It remains unclear how many ISIS sympathisers, if any, have been influenced by the Twitter posts to make the journey to Libya but it is clear that the country is easily accessible for North African and European jihadists as there is no international force operating there, says Olivier Guitta, managing director at London-based security and political risk consultancy GlobalStrat.

"Libya is a much bigger market for Western recruits than Syria because if you look at the background of Western Muslims being from North Africa, Libya is right there," he tells Newsweek by phone. "If you tell a Moroccan or an Algerian would you rather go to Syria or Libya? It's simple, it will be Libya."

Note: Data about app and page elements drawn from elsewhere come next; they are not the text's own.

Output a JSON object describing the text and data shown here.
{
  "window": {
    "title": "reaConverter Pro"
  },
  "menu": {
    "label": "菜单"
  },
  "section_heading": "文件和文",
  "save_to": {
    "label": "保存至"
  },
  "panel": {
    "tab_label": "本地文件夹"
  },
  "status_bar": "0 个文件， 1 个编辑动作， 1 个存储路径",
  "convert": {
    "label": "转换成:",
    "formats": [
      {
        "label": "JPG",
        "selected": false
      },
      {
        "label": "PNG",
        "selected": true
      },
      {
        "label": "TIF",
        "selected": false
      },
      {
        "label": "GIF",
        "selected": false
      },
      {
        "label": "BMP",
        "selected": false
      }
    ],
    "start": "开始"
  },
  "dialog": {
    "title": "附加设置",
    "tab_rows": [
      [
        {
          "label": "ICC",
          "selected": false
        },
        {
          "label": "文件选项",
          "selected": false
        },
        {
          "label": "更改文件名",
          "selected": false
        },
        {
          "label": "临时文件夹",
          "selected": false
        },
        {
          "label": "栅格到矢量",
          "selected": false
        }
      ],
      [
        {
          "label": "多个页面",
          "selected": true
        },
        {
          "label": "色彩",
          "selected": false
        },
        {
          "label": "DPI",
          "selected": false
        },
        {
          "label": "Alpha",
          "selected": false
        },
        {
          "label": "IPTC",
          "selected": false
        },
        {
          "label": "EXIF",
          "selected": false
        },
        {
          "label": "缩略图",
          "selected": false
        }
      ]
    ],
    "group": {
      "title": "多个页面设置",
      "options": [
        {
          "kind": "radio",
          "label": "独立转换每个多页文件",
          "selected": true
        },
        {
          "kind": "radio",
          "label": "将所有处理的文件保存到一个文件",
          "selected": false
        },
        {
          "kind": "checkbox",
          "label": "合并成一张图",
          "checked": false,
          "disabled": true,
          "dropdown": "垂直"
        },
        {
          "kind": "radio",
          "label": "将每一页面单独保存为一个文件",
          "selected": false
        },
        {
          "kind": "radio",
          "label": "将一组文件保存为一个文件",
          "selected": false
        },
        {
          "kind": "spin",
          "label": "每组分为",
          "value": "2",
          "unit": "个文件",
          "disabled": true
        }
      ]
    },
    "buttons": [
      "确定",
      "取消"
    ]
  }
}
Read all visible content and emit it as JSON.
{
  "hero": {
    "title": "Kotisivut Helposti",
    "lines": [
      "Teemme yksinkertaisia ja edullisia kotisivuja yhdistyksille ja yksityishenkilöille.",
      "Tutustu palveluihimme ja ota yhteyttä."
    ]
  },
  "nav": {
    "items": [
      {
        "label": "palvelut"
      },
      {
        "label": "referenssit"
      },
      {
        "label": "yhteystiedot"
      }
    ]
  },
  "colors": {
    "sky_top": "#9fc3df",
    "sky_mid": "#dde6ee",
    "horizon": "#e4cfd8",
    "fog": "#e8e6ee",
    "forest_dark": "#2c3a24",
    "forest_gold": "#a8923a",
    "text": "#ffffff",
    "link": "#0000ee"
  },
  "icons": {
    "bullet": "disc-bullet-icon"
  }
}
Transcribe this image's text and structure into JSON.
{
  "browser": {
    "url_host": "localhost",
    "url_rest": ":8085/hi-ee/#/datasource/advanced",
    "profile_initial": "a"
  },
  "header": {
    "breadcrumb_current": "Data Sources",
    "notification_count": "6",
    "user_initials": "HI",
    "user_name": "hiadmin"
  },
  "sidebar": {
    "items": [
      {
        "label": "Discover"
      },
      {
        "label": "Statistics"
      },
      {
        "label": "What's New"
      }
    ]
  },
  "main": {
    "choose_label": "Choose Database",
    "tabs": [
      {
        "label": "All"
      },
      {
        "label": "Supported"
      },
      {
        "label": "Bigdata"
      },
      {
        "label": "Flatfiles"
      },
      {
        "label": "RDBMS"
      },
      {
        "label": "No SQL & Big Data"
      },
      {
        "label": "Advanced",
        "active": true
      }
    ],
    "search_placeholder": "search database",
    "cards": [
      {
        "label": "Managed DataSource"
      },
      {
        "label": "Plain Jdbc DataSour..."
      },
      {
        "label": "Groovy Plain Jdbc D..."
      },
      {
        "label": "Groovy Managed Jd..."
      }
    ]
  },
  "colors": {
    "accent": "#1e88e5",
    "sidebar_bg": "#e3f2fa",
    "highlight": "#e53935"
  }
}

"If they get to Tunisia, they can just cross the border, it is very, very easy. At the same time, it would make sense for them to use a failed state where no western forces are and no Russians," Guitta adds. "It's like Syria three or four years ago except you have no Assad. You have two governments [in Tripoli and Tobruk] that are powerless."

ISIS has made previous recruitment attempts in Libya, with the country's foreign minister Mohammed al-Dairi saying that 5,000 foreign fighters had flocked to the North African state in March. The country has descended into a lawless state on the Mediterranean following the ousting of Gadhafi at the height of the Arab Spring in October 2011.

Before ISIS announced an official presence in the country in October 2014, figures released by the U.K.-based International Centre for the Study of Radicalisation and Political Violence (ICSR) in January revealed that radicals from neighbouring Tunisia, which shares a porous border with Libya, constituted the highest group of nationals to join extremist groups in Iraq and Syria since the beginning of the Syrian civil war in March 2011.